* [SUPPLIED RECORDS]:
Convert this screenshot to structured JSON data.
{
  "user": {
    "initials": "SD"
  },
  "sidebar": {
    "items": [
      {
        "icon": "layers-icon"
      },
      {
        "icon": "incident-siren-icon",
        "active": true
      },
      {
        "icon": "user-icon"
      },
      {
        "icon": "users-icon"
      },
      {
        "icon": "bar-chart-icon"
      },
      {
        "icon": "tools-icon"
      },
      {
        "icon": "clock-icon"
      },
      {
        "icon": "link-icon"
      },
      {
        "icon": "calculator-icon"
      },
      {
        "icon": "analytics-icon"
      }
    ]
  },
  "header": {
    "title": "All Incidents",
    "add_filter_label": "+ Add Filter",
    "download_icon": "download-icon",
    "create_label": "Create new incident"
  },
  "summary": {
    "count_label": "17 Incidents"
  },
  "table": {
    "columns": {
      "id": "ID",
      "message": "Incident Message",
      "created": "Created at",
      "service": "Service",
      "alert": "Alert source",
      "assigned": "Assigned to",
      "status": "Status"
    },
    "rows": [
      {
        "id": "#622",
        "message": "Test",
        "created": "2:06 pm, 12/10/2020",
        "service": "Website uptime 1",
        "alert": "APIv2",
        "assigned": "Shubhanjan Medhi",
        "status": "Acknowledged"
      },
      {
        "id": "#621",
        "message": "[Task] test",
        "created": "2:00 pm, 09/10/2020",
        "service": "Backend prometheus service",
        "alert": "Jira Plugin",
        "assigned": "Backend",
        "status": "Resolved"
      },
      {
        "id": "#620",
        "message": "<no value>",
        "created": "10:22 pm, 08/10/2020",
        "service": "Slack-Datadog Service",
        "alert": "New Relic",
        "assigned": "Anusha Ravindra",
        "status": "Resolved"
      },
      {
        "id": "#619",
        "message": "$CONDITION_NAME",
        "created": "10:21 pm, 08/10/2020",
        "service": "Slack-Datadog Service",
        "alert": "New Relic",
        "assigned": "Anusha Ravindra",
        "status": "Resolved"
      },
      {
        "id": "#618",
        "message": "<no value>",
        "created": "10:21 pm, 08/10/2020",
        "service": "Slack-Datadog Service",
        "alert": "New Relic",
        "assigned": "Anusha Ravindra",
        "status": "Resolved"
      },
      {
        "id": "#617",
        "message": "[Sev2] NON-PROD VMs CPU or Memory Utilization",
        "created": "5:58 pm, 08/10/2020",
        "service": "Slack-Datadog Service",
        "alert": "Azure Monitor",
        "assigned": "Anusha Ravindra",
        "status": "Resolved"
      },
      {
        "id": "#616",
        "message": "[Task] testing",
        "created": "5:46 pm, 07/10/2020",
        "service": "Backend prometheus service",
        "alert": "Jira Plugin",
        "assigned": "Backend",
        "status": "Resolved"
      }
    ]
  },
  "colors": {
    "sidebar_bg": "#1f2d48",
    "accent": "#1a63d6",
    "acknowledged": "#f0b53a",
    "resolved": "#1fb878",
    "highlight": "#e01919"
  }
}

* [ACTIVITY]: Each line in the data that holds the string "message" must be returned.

* [EXERCISE ANSWER]:
      "message": "Incident Message",
        "message": "Test",
        "message": "[Task] test",
        "message": "<no value>",
        "message": "$CONDITION_NAME",
        "message": "<no value>",
        "message": "[Sev2] NON-PROD VMs CPU or Memory Utilization",
        "message": "[Task] testing",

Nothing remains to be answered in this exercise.